In such a situation it seems more fulfilling not to divide those two types of artistic activities but to compare particular works and aims set up by authors. Almost for every artist at “Verge” a doppelganger can be found, or, that which is no less interesting, an absolute antipode from the design sphere. The lamp of Reinier Bosch called “The Frozen Teardrop” is an imitation in bronze of a ragged piece of cardboard looking like a storm wave. In his other works Bosch imitates various sorts of rubbish using expensive materials’. Bosch is not the only one who plays with the materials value, though, maybe, he is the most monumental. Sergey Shekhovtsov’s approach to his sculptures is quite the opposite: he cuts expensive and functional things, out of PU foam. Both Bosch and Shekhovtsov turn what is cheap and trivial into an object for collecting and aesthetic pleasure without adaptating it to the comfort and characteristics of an interior. Shekhovtsov takes over Pop art and, more precisely, Oldenburg’s soft sculptures, while Bosch should be seen in the context of the friendly to Pop art “Neo-Geo”. “The Frozen Teardrop” is comparable to inflatable toys made of steel in the workshop of Jeff Koons. Meanwhile the interactivity of Electroboutique’s “The Cross” is disinterested in the sense that a spectator gets no informational benefit from interacting with this object. rAndom International’s installation “Audience” (2009) works in a similar way. With rAndom International a few mirrors “watch” a spectator; the mirrors turn, following and fixing a spectator’s movements. Here technologies do not serve a consumer, they cringe before him/her. Aristarkh Chernyshev’s “Knode” is a contamination of scrolling lines from Jenny Holzer’s works, the Hans Haacke installation “News” and a popular design method of curving artificial planes congenial with, for example, what the group Troika is doing and especially with the interactive cloud over the London airport Heathrow.

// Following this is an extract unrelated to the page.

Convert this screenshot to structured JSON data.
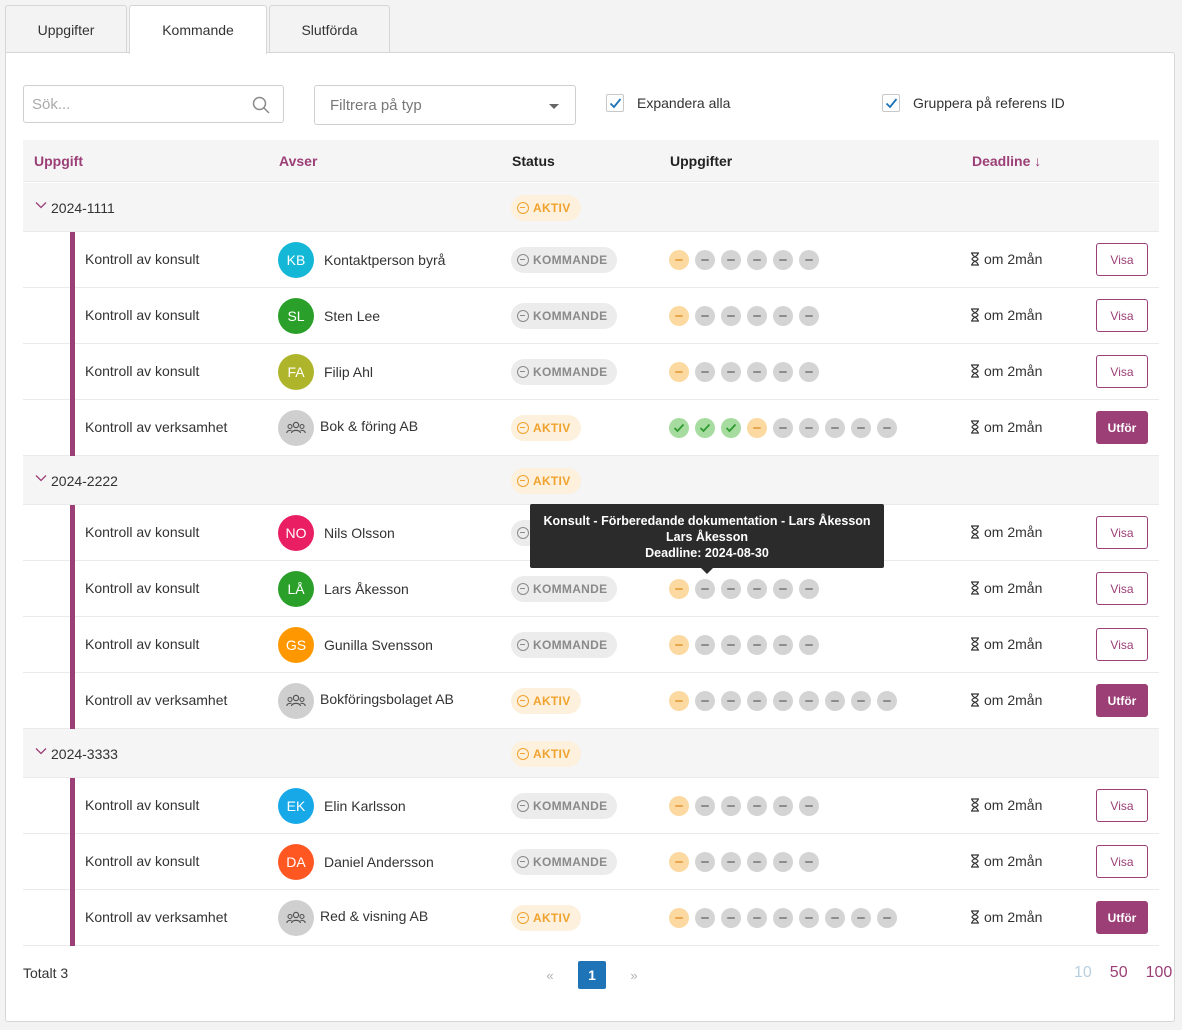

More elaborated links emerge between Irina Korina’s installations and the works of a Spanish designer Nacho Carbonell. Carbonell makes biomorphic furniture with additional planes shooting forth and stylised as organic objects (hornet’s nests, tree branches, fossils). In his “Chair-Tree” the back of the chair, resting on two thin legs, stretches up for a few meters and ends with a hollow. The object is accompanied by the text in which the chair is treated like a living being seeking its own identity. From about 2008 synthetic planes in Korina works have also started to violate the borders acquiring flexibility and expression of plants. In the outcome her objects look more emphatic than the eco-design of Carbonell. And the effect is due to what is the most apparent difference between art and design: art always prefers pessimistic scenarios to the construction of the stable world models.